Yesterday, my Greyhound did something strange during our morning walk: he made a weird, cough-like sound, stretched his throat, and seemed to be suffocating or having some kind of seizure. It only lasted very briefly, so I relaxed. However, just before going to bed last night, the same thing happened again – this time, several times in a row:
I had never seen a dog do anything like this before. It was clear that he wasn’t choking on anything, since he hadn’t had anything to eat that he could possibly have choked on. I was scared my dog might be suffocating, or having a seizure! Or had he caught some strange respiratory illness from the Slovakian foster dog that had been staying with us over the weekend?
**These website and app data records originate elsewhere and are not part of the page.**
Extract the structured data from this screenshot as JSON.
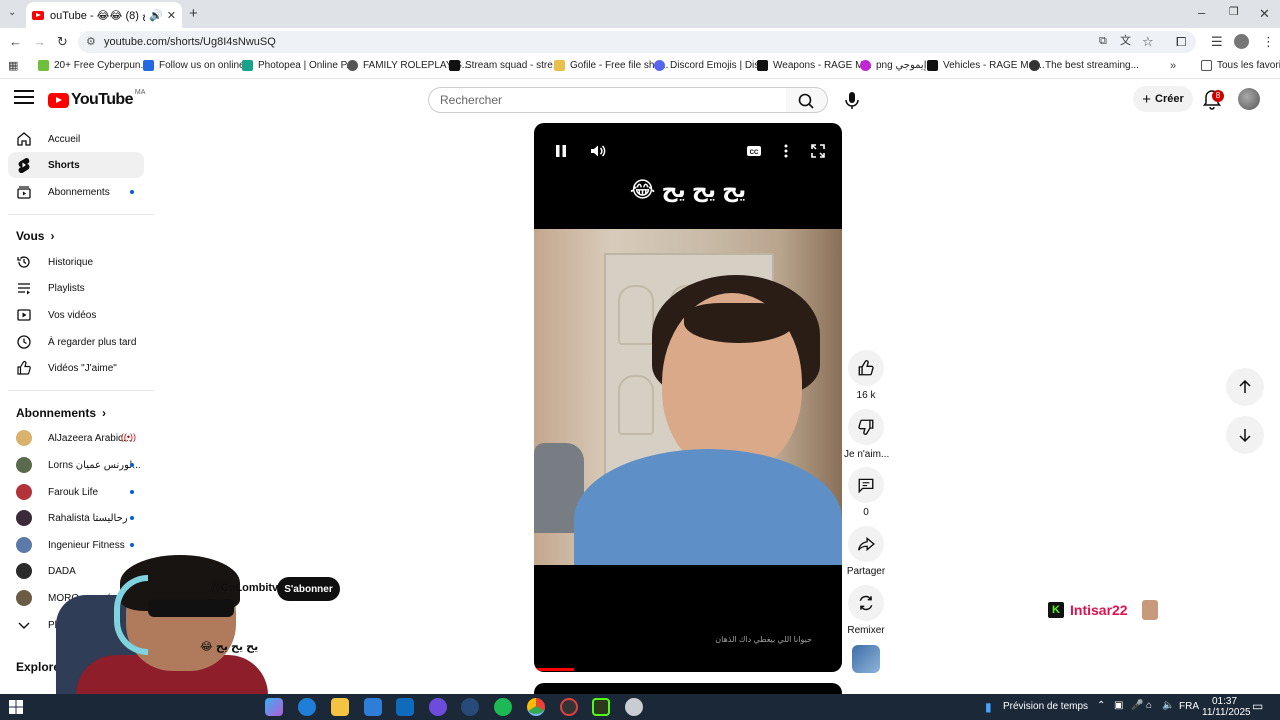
{
  "browser": {
    "tab_title": "ouTube - 😂😂 يح يح يح (8)",
    "url": "youtube.com/shorts/Ug8I4sNwuSQ",
    "bookmarks": [
      "20+ Free Cyberpun...",
      "Follow us on online...",
      "Photopea | Online P...",
      "FAMILY ROLEPLAY S...",
      "Stream squad - stre...",
      "Gofile - Free file sha...",
      "Discord Emojis | Dis...",
      "Weapons - RAGE M...",
      "png إيموجي",
      "Vehicles - RAGE Mul...",
      "The best streaming..."
    ],
    "all_bookmarks": "Tous les favoris"
  },
  "header": {
    "logo": "YouTube",
    "country": "MA",
    "search_placeholder": "Rechercher",
    "create_label": "Créer",
    "notif_count": "8"
  },
  "sidebar": {
    "main": [
      {
        "label": "Accueil",
        "icon": "home-icon"
      },
      {
        "label": "Shorts",
        "icon": "shorts-icon"
      },
      {
        "label": "Abonnements",
        "icon": "subscriptions-icon"
      }
    ],
    "you_heading": "Vous",
    "you": [
      {
        "label": "Historique",
        "icon": "history-icon"
      },
      {
        "label": "Playlists",
        "icon": "playlist-icon"
      },
      {
        "label": "Vos vidéos",
        "icon": "your-videos-icon"
      },
      {
        "label": "À regarder plus tard",
        "icon": "watch-later-icon"
      },
      {
        "label": "Vidéos \"J'aime\"",
        "icon": "liked-icon"
      }
    ],
    "subs_heading": "Abonnements",
    "subs": [
      {
        "label": "AlJazeera Arabic...",
        "color": "#d9b36c"
      },
      {
        "label": "Lorns لورنس عميان...",
        "color": "#5a6b4d"
      },
      {
        "label": "Farouk Life",
        "color": "#b2343a"
      },
      {
        "label": "Rahalista رحاليستا",
        "color": "#3a2a3a"
      },
      {
        "label": "Ingenieur Fitness",
        "color": "#5c7aa8"
      },
      {
        "label": "DADA",
        "color": "#2b2b2b"
      },
      {
        "label": "MORO موروو/",
        "color": "#6b5b44"
      }
    ],
    "more_label": "Plus",
    "explore_heading": "Explorer"
  },
  "player": {
    "caption": "يح يح يح 😂",
    "subtitle": "حيوانا اللي بيغطي داك الذهان"
  },
  "actions": {
    "likes": "16 k",
    "dislike": "Je n'aim...",
    "comments": "0",
    "share": "Partager",
    "remix": "Remixer"
  },
  "overlay": {
    "channel": "@CoLombitv",
    "subscribe": "S'abonner",
    "desc": "يح يح يح 😂",
    "streamer": "Intisar22"
  },
  "taskbar": {
    "weather": "Prévision de temps",
    "lang": "FRA",
    "time": "01:37",
    "date": "11/11/2025"
  },
  "colors": {
    "yt_red": "#ff0000",
    "accent_blue": "#065fd4",
    "taskbar": "#1b2838"
  }
}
After some late night research and with the help of the retired racing Greyhound community, I learned that there was no need to worry: Fanta was doing something that wasn’t uncommon among Greyhounds (and other dogs): he was reverse sneezing! The reverse sneeze, or mechanosensitive aspiration reflex, inspiratory paroxysmal respiration, or pharyngeal gag reflex, is not uncommon in dogs, and many Greyhounds show it frequently. It is no more dangerous or uncomfortable than a regular sneeze. The difference is that in a reverse sneeze, the air is quickly and noisily pulled in through (rather than out of) the nose. This is due to an irritation of the the throat, pharynx, or laryngeal area, which in turn causes a spasm of the throat and soft palate. The irritation can be triggered by pollen, a draft of air, a certain smell, excitement, pulling on leash, a change in temperature … Just as with a regular sneeze, it’s not always possible to determine its cause, and as long as it passes quickly and the dog behaves as if nothing ever happened, there is no need to worry.